- EXCERPTED DATA
■ ■ ■
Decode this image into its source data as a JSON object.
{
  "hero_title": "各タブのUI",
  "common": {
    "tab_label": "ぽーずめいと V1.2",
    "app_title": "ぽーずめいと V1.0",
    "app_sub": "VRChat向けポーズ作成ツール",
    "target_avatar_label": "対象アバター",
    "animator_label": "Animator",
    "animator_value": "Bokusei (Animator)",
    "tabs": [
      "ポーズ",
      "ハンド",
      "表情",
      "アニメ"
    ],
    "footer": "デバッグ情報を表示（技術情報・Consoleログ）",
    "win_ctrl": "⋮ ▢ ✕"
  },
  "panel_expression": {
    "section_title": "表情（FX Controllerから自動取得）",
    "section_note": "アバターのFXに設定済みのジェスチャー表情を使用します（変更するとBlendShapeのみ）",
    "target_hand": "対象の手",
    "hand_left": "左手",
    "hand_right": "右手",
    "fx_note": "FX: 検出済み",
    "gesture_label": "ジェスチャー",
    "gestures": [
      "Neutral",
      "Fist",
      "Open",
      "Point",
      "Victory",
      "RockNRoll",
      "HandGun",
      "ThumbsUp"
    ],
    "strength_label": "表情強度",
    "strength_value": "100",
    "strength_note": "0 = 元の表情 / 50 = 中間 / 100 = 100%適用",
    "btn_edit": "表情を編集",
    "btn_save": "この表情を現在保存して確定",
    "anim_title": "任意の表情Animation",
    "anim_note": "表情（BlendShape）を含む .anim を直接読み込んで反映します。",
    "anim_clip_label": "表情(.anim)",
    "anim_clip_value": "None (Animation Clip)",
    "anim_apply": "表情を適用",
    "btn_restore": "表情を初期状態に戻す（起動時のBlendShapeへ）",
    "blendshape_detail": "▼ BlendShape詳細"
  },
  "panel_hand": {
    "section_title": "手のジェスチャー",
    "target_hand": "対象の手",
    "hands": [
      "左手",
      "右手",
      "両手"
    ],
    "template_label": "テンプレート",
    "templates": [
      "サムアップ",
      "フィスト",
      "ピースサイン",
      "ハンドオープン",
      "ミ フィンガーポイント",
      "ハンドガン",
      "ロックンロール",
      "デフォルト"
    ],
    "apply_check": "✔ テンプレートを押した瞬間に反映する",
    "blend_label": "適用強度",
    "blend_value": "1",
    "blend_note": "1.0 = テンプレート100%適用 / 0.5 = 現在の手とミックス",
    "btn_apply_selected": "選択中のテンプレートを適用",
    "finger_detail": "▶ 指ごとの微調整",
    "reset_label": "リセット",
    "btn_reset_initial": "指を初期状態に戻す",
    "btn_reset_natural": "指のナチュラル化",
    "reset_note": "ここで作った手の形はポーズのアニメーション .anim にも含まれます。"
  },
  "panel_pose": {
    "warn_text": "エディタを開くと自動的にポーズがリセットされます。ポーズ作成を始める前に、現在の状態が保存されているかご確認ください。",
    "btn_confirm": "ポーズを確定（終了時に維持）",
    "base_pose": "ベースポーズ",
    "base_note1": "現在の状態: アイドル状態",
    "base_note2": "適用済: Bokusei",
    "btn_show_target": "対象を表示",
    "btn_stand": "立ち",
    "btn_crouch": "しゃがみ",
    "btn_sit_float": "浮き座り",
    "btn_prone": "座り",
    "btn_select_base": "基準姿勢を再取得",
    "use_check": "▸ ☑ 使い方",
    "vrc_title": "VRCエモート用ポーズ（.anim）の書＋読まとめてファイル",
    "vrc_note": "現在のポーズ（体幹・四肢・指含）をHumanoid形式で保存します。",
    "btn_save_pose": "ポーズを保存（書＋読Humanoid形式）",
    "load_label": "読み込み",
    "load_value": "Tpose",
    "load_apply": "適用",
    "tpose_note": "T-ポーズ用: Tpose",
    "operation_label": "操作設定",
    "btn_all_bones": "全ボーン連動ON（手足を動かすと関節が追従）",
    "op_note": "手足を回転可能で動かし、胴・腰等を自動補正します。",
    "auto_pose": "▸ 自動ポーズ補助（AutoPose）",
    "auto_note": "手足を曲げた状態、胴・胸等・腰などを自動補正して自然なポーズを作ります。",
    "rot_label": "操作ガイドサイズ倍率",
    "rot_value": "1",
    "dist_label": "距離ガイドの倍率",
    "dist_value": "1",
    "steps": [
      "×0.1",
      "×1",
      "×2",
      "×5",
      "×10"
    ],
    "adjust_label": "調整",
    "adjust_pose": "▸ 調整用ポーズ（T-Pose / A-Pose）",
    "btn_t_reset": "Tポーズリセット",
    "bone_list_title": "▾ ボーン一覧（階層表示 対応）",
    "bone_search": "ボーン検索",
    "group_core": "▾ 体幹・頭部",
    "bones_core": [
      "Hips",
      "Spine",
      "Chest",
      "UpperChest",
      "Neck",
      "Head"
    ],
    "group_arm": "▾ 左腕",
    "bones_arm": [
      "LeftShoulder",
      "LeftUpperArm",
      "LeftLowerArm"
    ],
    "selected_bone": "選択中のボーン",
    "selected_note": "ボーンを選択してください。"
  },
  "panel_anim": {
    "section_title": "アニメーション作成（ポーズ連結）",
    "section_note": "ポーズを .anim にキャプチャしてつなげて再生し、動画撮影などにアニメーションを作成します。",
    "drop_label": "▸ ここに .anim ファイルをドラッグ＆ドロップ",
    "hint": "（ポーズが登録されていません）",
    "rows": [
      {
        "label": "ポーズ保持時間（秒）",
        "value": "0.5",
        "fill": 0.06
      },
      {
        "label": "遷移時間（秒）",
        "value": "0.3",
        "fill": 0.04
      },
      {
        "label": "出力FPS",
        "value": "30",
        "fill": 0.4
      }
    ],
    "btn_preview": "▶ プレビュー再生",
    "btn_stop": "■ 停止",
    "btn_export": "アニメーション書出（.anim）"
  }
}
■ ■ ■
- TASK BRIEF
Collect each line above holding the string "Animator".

- THE ANSWER
    "animator_label": "Animator",
    "animator_value": "Bokusei (Animator)",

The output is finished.